This year, Wafa Khasawneh, a doctoral nursing student at the University of Tennessee Health Science Center (UTHSC), is one of six individuals nationwide to receive a three- to five-year doctoral fellowship award from the Southern Regional Education Board. The doctoral candidate’s work is focused on identifying strategies that support and promote breastfeeding for the health of both the mother and baby.

The incidence of breastfeeding in the United States has been declining over the past two decades. Such a decrease in prevalence and duration of breastfeeding can be attributed to numerous obstacles. Khasawneh explains, “My primary concerns are to improve the health and quality of life for women and children. These are my strongest interests because they are fundamental to our nation’s health.”

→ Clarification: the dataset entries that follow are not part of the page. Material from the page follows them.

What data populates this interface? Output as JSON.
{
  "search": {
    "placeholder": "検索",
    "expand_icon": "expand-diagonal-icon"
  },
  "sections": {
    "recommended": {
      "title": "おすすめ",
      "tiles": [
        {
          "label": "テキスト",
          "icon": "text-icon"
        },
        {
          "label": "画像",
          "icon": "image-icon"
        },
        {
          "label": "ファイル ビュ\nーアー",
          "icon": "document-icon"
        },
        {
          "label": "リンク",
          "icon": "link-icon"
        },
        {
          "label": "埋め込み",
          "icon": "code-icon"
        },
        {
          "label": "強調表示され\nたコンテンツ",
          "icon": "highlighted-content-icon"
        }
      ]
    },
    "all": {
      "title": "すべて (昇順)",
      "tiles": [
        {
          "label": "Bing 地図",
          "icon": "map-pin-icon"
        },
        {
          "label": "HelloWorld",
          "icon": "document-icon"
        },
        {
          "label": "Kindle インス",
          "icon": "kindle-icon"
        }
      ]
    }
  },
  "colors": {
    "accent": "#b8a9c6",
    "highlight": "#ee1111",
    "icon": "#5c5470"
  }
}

Khasawneh’s goal is to be exposed to high-quality scientific research and education and share information about promoting mother-child health through breastfeeding practices within the scientific and health care communities. She intends to help create an awareness of this emerging national concern with the general public. The UT College of Nursing’s Doctor of Philosophy program offers her the opportunity to participate in cutting-edge research projects that will benefit women and children’s health. Khasawneh will conduct her dissertation using data from the CANDLE Study, Conditions Affecting Neurocognitive Development and Learning. Funded by The Urban Child Institute, CANDLE, http://www.candlestudy.org, is conducted by a cross-disciplinary team headed by the UTHSC Department of Preventive Medicine. CANDLE investigators examine factors that promote or inhibit a child’s development and ability to learn from birth through the child’s third year. More than 60 percent of women in the program are African-American. Data collected from the study will allow Khasawneh to analyze various factors that facilitate or hinder the act of breastfeeding.

The Southern Regional Education Board (SREB) is a nonprofit, nonpartisan organization that works with 16 member states to improve public pre-K-12 and higher education. Founded by the region’s governors and legislators in 1948, SREB was America’s first interstate compact for education. Today it is the only regional education compact that works directly with state leaders, schools and educators to improve teaching, learning and student achievement at every level of education. For more information, visit www.sreb.org.